What will happen if we don’t nurture our anger or hurt, but instead cultivate our curiosity?  Might we get hurt more?  Or what if I do ask why and what I hear demands more of me as a friend, a sibling, a parent, a child?  It is a risk to ask why.  But perhaps the payoff is worth it.

I think about the person who might have pictured me as the person who hurt them.  And I think—what if, instead of just being upset, they asked me why and what was going on for me?  And I think that would be the most incredible gift I had ever been given.  Imagine then what it would feel like to do that for your mom or dad, your child, your best friend, your partner, the friend you used to have, but haven’t spoken to for a year, or maybe even yourself.  What if we could take this risk and unlock, unleash, unfetter all of that compassion and kindness and generosity into our lives.

Can being more curious help us break down the walls we build to protect ourselves?  Can it save someone we care about from feeling isolated in their pain?  Can it allow us to forgive and be forgiven?  Can it close the distance between us?  And if this is the kind of life that we seek, then perhaps being more curious is worth all of that risk.

Just before the seven minutes of terror, when no one knew if the Rover would succeed or fail, Adam Steltzner, lead scientist of the Entry, Descent and Landing team, was asked how he was feeling.   He said: “We are rationally confident, emotionally terrified, and ready.”

Rationally confident, emotionally terrified, and ready.
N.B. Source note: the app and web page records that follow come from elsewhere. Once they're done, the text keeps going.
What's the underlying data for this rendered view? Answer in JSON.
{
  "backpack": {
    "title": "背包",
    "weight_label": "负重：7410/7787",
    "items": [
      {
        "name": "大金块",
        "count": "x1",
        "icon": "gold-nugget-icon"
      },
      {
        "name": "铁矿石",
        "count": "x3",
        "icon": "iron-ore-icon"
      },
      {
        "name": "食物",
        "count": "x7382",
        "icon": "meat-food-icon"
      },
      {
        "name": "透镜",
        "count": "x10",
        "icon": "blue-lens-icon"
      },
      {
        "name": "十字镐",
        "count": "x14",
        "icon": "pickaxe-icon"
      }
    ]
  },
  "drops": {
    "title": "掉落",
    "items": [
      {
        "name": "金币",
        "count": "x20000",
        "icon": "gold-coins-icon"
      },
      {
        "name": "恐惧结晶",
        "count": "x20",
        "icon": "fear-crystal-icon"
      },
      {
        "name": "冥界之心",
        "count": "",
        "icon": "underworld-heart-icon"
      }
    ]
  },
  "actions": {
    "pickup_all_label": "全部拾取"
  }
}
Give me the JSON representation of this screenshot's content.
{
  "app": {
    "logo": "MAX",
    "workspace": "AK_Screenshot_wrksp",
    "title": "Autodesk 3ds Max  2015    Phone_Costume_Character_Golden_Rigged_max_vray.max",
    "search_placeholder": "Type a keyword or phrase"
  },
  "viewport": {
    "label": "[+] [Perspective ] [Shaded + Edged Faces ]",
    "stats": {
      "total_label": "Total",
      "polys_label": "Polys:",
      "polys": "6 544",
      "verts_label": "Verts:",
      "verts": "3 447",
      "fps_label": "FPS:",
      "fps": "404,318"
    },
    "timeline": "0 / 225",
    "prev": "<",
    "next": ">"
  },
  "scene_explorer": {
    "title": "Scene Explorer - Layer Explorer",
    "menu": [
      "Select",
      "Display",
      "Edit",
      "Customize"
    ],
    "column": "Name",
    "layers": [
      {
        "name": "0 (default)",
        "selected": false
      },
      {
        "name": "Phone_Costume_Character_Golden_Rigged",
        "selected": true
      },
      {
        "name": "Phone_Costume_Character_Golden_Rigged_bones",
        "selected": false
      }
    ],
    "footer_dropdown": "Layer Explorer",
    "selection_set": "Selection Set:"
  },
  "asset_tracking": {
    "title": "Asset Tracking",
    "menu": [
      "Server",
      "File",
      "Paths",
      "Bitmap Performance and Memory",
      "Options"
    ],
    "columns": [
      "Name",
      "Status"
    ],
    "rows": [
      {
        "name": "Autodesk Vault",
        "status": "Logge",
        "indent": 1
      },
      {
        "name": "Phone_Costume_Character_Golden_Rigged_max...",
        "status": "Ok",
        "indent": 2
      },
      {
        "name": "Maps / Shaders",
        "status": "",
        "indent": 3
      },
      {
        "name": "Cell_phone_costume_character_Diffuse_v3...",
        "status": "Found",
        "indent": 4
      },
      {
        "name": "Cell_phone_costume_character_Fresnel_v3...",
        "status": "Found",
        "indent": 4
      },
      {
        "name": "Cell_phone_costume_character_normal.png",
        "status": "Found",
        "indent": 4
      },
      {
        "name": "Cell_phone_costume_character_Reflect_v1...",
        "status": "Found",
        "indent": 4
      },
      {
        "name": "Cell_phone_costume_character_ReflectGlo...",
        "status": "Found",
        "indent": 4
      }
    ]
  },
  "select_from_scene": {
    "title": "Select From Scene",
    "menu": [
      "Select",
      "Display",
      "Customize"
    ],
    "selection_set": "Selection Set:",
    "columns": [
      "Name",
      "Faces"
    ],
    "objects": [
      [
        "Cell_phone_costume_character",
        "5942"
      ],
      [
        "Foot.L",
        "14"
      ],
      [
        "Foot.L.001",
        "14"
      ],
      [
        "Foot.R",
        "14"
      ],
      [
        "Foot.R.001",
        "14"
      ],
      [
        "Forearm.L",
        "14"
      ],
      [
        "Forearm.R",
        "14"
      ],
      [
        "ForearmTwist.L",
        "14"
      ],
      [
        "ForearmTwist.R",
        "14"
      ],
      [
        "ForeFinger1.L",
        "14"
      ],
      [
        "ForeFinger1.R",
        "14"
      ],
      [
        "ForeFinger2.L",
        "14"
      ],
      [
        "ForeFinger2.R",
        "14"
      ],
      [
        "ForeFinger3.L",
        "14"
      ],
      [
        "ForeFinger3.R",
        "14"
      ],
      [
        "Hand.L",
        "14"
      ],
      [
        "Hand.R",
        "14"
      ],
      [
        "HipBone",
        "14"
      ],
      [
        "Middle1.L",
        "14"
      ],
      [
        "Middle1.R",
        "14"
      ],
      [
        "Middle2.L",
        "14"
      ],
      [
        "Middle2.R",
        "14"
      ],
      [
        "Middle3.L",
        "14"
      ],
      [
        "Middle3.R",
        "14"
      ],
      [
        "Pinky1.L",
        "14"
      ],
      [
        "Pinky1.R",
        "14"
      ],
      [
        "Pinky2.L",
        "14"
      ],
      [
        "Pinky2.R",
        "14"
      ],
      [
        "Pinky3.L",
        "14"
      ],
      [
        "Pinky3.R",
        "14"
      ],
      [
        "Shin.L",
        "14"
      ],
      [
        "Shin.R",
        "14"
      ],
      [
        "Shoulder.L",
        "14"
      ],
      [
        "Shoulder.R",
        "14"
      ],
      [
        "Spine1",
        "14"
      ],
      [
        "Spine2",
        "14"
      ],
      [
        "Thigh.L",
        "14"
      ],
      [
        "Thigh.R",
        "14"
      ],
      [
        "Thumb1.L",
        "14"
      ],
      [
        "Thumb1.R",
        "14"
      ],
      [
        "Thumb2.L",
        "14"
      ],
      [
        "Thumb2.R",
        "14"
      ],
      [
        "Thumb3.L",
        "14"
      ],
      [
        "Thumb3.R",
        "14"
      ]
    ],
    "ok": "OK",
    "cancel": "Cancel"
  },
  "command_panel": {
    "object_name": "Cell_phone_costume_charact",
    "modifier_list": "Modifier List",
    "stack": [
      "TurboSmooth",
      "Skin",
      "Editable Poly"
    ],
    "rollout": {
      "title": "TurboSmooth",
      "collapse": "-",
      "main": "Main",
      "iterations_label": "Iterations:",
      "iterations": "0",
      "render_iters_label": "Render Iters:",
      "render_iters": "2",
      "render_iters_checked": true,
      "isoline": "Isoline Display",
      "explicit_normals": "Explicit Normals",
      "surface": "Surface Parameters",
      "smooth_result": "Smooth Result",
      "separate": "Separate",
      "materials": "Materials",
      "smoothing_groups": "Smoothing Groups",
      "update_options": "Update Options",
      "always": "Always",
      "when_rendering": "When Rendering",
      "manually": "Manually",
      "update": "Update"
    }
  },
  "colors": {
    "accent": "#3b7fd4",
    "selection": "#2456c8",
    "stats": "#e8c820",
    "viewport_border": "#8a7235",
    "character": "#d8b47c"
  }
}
Yeah.  Us, too.  And it’s EXACTLY where we’re supposed to be.  For we have a few hours yet before the end of Yom Kippur. Enough time for a phone call, enough time for a text or an email—hey, can we talk tomorrow? Enough time to find just one person in our lives and take a deep breath, take a big risk, put on our Rover game face, and ask madua…why?  And as the answers reach our ears, maybe the door to our compassion and generosity and forgiveness will be unlocked and those blessings will be free to pour forth.

G’mar Chatimah Tovah. May we each be blessed in this new year with the courage, humility, and strength to be deeply curious and abundantly compassionate.  May we give these gifts to others and be granted them in return.  And when we roll around this planet of ours seeking life—real, connected, meaningful, close-up life—may we be blessed to find it.   Amen.